import re
o = re.findall(r'[>|\s](\d{1})\.', ref)

Will output:

['1', '2']

You might need to define a bit more structure, because just number (digit captured by \d) and dot will also capture '8.' at the end of the ISBN number: ISBN:0729537528. Here I used a few characters that (in this example) help distinguishing the two cases. One reference is preceded by a '>' the other one by a space (\s).

Python Regular Expression, To use regular expression you need to import re module. import re. Now you are \d in regular expression matches a single digit, so. \d\d\d will  Regular expressions are built from single characters, using union, concatenation, and the Kleene closure, or any-number-of, operator (Compilers: Principles, Techniques and Tools). A summary. Regular expressions are a concise way to process text data.

You have to "escape" the period so something like "[0-9]*\." should work. That's off the top of my head so it may be slightly wrong; I'll also leave it up to you to figure out why * is there.

Be aware that Regex expressions in Python are slightly different from other implementations. For definitive info see:

See :

which suggests that you should start here:

Here's the relevant section of the library page (about 1/ 3 the way down):

The special sequences consist of '\' and a character from the list below. If the ordinary character is not an ASCII digit or an ASCII letter, then the resulting RE will match the second character.
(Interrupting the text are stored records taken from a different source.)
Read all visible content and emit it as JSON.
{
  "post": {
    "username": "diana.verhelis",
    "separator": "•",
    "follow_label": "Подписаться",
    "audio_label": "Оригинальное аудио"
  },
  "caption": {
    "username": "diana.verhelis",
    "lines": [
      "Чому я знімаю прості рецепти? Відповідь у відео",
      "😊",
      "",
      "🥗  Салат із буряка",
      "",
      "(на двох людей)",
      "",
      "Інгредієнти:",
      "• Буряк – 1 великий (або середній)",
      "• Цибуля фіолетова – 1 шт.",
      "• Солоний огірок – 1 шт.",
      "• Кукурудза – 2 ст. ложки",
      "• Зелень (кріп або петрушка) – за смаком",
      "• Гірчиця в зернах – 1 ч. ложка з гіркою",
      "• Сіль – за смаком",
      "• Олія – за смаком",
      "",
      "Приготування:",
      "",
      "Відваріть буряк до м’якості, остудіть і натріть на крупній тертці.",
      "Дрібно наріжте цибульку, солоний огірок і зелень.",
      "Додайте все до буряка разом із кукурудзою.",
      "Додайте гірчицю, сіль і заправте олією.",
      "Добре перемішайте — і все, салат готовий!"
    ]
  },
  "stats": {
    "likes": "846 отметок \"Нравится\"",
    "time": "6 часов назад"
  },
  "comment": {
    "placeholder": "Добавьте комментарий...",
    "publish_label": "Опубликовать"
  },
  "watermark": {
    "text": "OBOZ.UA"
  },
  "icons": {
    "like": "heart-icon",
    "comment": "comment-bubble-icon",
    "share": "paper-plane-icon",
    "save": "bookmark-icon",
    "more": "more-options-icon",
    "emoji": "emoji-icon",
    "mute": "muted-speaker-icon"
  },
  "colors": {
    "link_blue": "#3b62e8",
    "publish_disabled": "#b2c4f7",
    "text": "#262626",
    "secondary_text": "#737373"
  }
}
For example, \$ matches the character '$'.

For the eqivalent python 2.x page change the version selector found at the top left corner of the page.
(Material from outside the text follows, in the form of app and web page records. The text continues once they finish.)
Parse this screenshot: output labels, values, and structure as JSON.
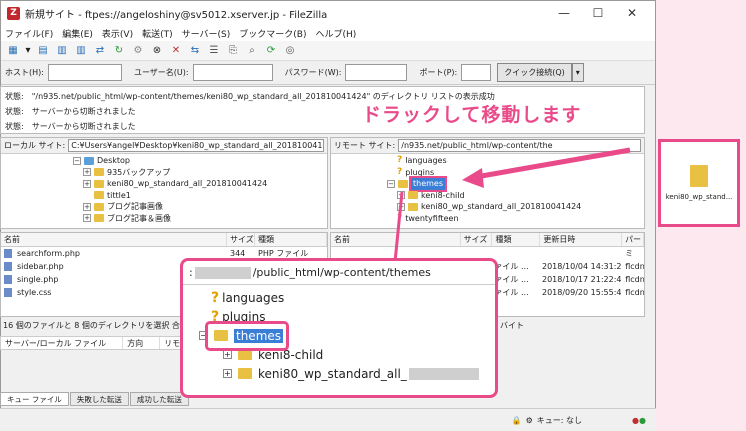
{
  "window": {
    "title": "新規サイト - ftpes://angeloshiny@sv5012.xserver.jp - FileZilla",
    "min": "—",
    "max": "☐",
    "close": "✕"
  },
  "menu": [
    "ファイル(F)",
    "編集(E)",
    "表示(V)",
    "転送(T)",
    "サーバー(S)",
    "ブックマーク(B)",
    "ヘルプ(H)"
  ],
  "quickconnect": {
    "host_label": "ホスト(H):",
    "user_label": "ユーザー名(U):",
    "pass_label": "パスワード(W):",
    "port_label": "ポート(P):",
    "button": "クイック接続(Q)"
  },
  "log": [
    {
      "status": "状態:",
      "text": "\"/n935.net/public_html/wp-content/themes/keni80_wp_standard_all_201810041424\" のディレクトリ リストの表示成功"
    },
    {
      "status": "状態:",
      "text": "サーバーから切断されました"
    },
    {
      "status": "状態:",
      "text": "サーバーから切断されました"
    }
  ],
  "local": {
    "site_label": "ローカル サイト:",
    "site_path": "C:¥Users¥angel¥Desktop¥keni80_wp_standard_all_201810041424¥",
    "tree": [
      "Desktop",
      "935バックアップ",
      "keni80_wp_standard_all_201810041424",
      "tittle1",
      "ブログ記事画像",
      "ブログ記事＆画像"
    ],
    "headers": [
      "名前",
      "サイズ",
      "種類"
    ],
    "files": [
      {
        "name": "searchform.php",
        "size": "344",
        "type": "PHP ファイル"
      },
      {
        "name": "sidebar.php",
        "size": "",
        "type": ""
      },
      {
        "name": "single.php",
        "size": "",
        "type": ""
      },
      {
        "name": "style.css",
        "size": "",
        "type": ""
      }
    ],
    "status": "16 個のファイルと 8 個のディレクトリを選択 合計サイズ"
  },
  "remote": {
    "site_label": "リモート サイト:",
    "site_path": "/n935.net/public_html/wp-content/the",
    "tree": [
      "languages",
      "plugins",
      "themes",
      "keni8-child",
      "keni80_wp_standard_all_201810041424",
      "twentyfifteen"
    ],
    "headers": [
      "名前",
      "サイズ",
      "種類",
      "更新日時",
      "パーミ"
    ],
    "files": [
      {
        "type": "ァイル ...",
        "date": "2018/10/04 14:31:21",
        "perm": "flcdn"
      },
      {
        "type": "ァイル ...",
        "date": "2018/10/17 21:22:41",
        "perm": "flcdn"
      },
      {
        "type": "ァイル ...",
        "date": "2018/09/20 15:55:43",
        "perm": "flcdn"
      }
    ],
    "status": "バイト"
  },
  "queue": {
    "headers": [
      "サーバー/ローカル ファイル",
      "方向",
      "リモート ファイ"
    ],
    "tabs": [
      "キュー ファイル",
      "失敗した転送",
      "成功した転送"
    ],
    "queue_status": "キュー: なし"
  },
  "callout": "ドラックして移動します",
  "zoom": {
    "path": "/public_html/wp-content/themes",
    "prefix": ":",
    "items": [
      "languages",
      "plugins",
      "themes",
      "keni8-child",
      "keni80_wp_standard_all_"
    ]
  },
  "desktop_folder": "keni80_wp_stand..."
}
Quantifiers +, *, ? and {n}, To find numbers from 3 to 5 digits we can put the limits into curly braces: \d{3,5} The regexp looks for character '<' followed by one or more Latin letters, and then Create a regexp to find ellipsis: 3 (or more?) dots in a row. Match a white space followed by one or more decimal digits, followed by zero or one period or comma, followed by zero or more decimal digits. This is the first capturing group. Because the replacement pattern is $1 , the call to the Regex.Replace method replaces the entire matched substring with this captured group.

How to match digits followed by a dot using sed?, Because sed is not perl -- sed regexes do not have a \d shorthand: sed 's/[[:digit:]]\​+\.//g'. sed regular expression documentation here. Regular Expression (Regex) Syntax. A Regular Expression (or Regex) is a pattern (or filter) that describes a set of strings that matches the pattern. In other words, a regex accepts a certain set of strings and rejects the rest.
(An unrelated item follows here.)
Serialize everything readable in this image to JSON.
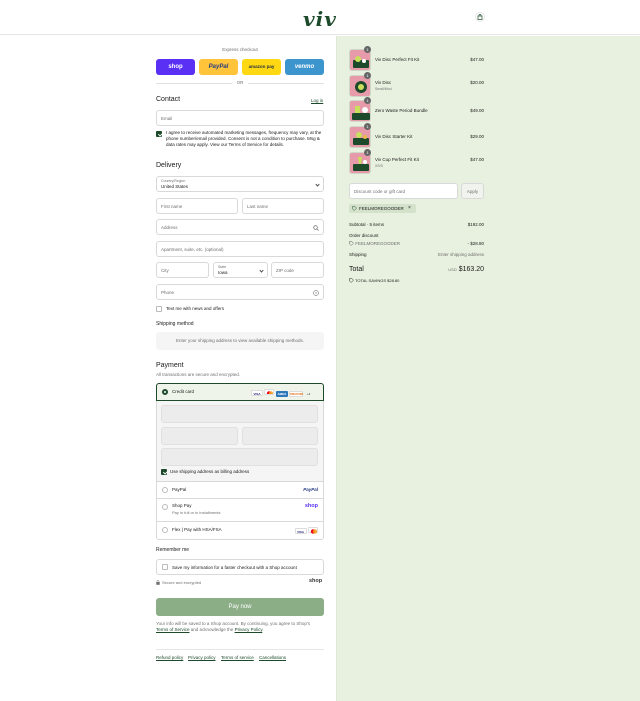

Regular Expression (Regex) Tutorial, To match a character having special meaning in regex, you need to use a escape sequence (dot): ANY ONE character except newline. Take note that this regex matches number with leading zeros, such as "000" , "0123" and Begin with one letters or underscore, followed by zero or more digits, letters and underscore. Consider a simple regular expression that is intended to extract the last four digits from a string of numbers such as a credit card number. The version of the regular expression that uses the * greedy quantifier is \b.*([0-9]{4})\b. However, if a string contains two numbers, this regular expression matches the last four digits of the second

Dot (.) and backslash (\) - Analytics Help, is used to separate the whole part of a number from the fractional part. If you were to provide an IP address as a regular expression, you would get Use the backslash to escape any special character and interpret it literally; for example:.

  • Try result = list(map(int, re.findall(r"([0-9]+)\. ", p.text)))
  • Thanks for that! I made a mistake using 'p.text' instead of 'ref' as the variable. I corrected it above.